Activity: Pictures do not belong in the copy; print every entry exactly as it stands.

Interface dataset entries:
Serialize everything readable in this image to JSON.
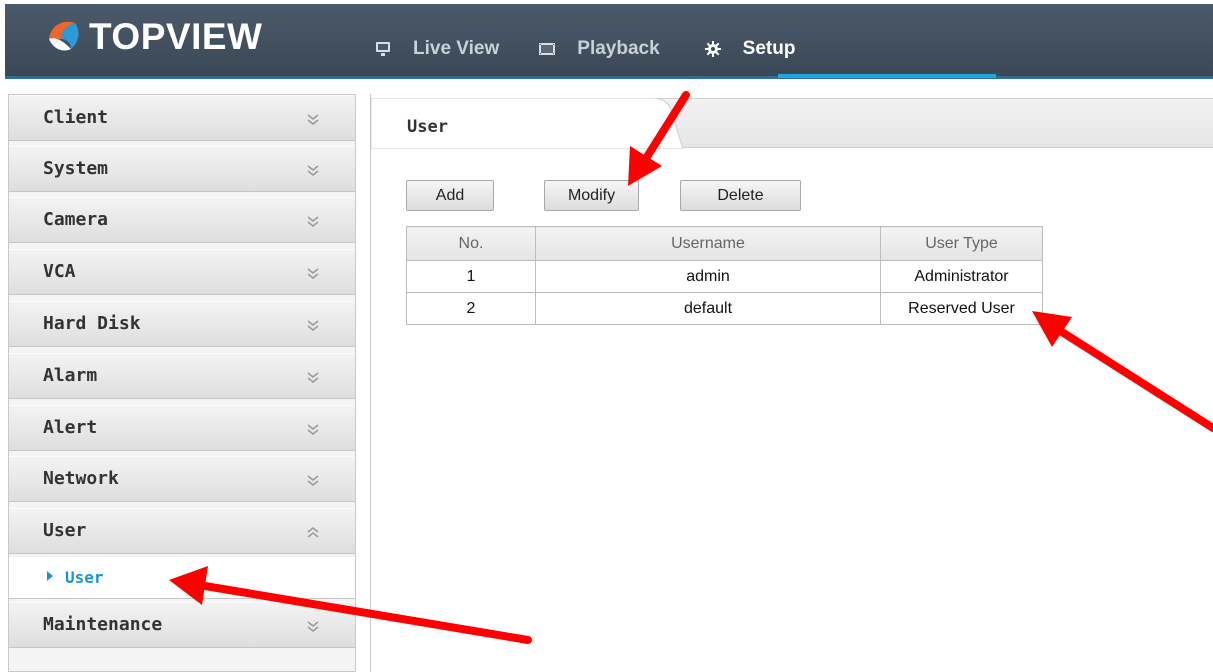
{
  "header": {
    "brand": "TOPVIEW",
    "nav": [
      {
        "label": "Live View",
        "icon": "monitor-icon"
      },
      {
        "label": "Playback",
        "icon": "film-icon"
      },
      {
        "label": "Setup",
        "icon": "gear-icon",
        "active": true
      }
    ]
  },
  "sidebar": {
    "items": [
      {
        "label": "Client",
        "state": "collapsed"
      },
      {
        "label": "System",
        "state": "collapsed"
      },
      {
        "label": "Camera",
        "state": "collapsed"
      },
      {
        "label": "VCA",
        "state": "collapsed"
      },
      {
        "label": "Hard Disk",
        "state": "collapsed"
      },
      {
        "label": "Alarm",
        "state": "collapsed"
      },
      {
        "label": "Alert",
        "state": "collapsed"
      },
      {
        "label": "Network",
        "state": "collapsed"
      },
      {
        "label": "User",
        "state": "expanded"
      },
      {
        "label": "Maintenance",
        "state": "collapsed"
      }
    ],
    "submenu": {
      "label": "User",
      "selected": true
    }
  },
  "main": {
    "tab": "User",
    "buttons": {
      "add": "Add",
      "modify": "Modify",
      "delete": "Delete"
    },
    "table": {
      "headers": [
        "No.",
        "Username",
        "User Type"
      ],
      "rows": [
        [
          "1",
          "admin",
          "Administrator"
        ],
        [
          "2",
          "default",
          "Reserved User"
        ]
      ]
    }
  },
  "colors": {
    "header_bg": "#444f5c",
    "accent_blue": "#1fa7e0",
    "submenu_text": "#1a93d6",
    "annotation_red": "#ff0000"
  }
}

Solution for this task:
Serialize everything readable in this image to JSON.
{
  "header": {
    "brand": "TOPVIEW",
    "nav": [
      {
        "label": "Live View",
        "icon": "monitor-icon"
      },
      {
        "label": "Playback",
        "icon": "film-icon"
      },
      {
        "label": "Setup",
        "icon": "gear-icon",
        "active": true
      }
    ]
  },
  "sidebar": {
    "items": [
      {
        "label": "Client",
        "state": "collapsed"
      },
      {
        "label": "System",
        "state": "collapsed"
      },
      {
        "label": "Camera",
        "state": "collapsed"
      },
      {
        "label": "VCA",
        "state": "collapsed"
      },
      {
        "label": "Hard Disk",
        "state": "collapsed"
      },
      {
        "label": "Alarm",
        "state": "collapsed"
      },
      {
        "label": "Alert",
        "state": "collapsed"
      },
      {
        "label": "Network",
        "state": "collapsed"
      },
      {
        "label": "User",
        "state": "expanded"
      },
      {
        "label": "Maintenance",
        "state": "collapsed"
      }
    ],
    "submenu": {
      "label": "User",
      "selected": true
    }
  },
  "main": {
    "tab": "User",
    "buttons": {
      "add": "Add",
      "modify": "Modify",
      "delete": "Delete"
    },
    "table": {
      "headers": [
        "No.",
        "Username",
        "User Type"
      ],
      "rows": [
        [
          "1",
          "admin",
          "Administrator"
        ],
        [
          "2",
          "default",
          "Reserved User"
        ]
      ]
    }
  },
  "colors": {
    "header_bg": "#444f5c",
    "accent_blue": "#1fa7e0",
    "submenu_text": "#1a93d6",
    "annotation_red": "#ff0000"
  }
}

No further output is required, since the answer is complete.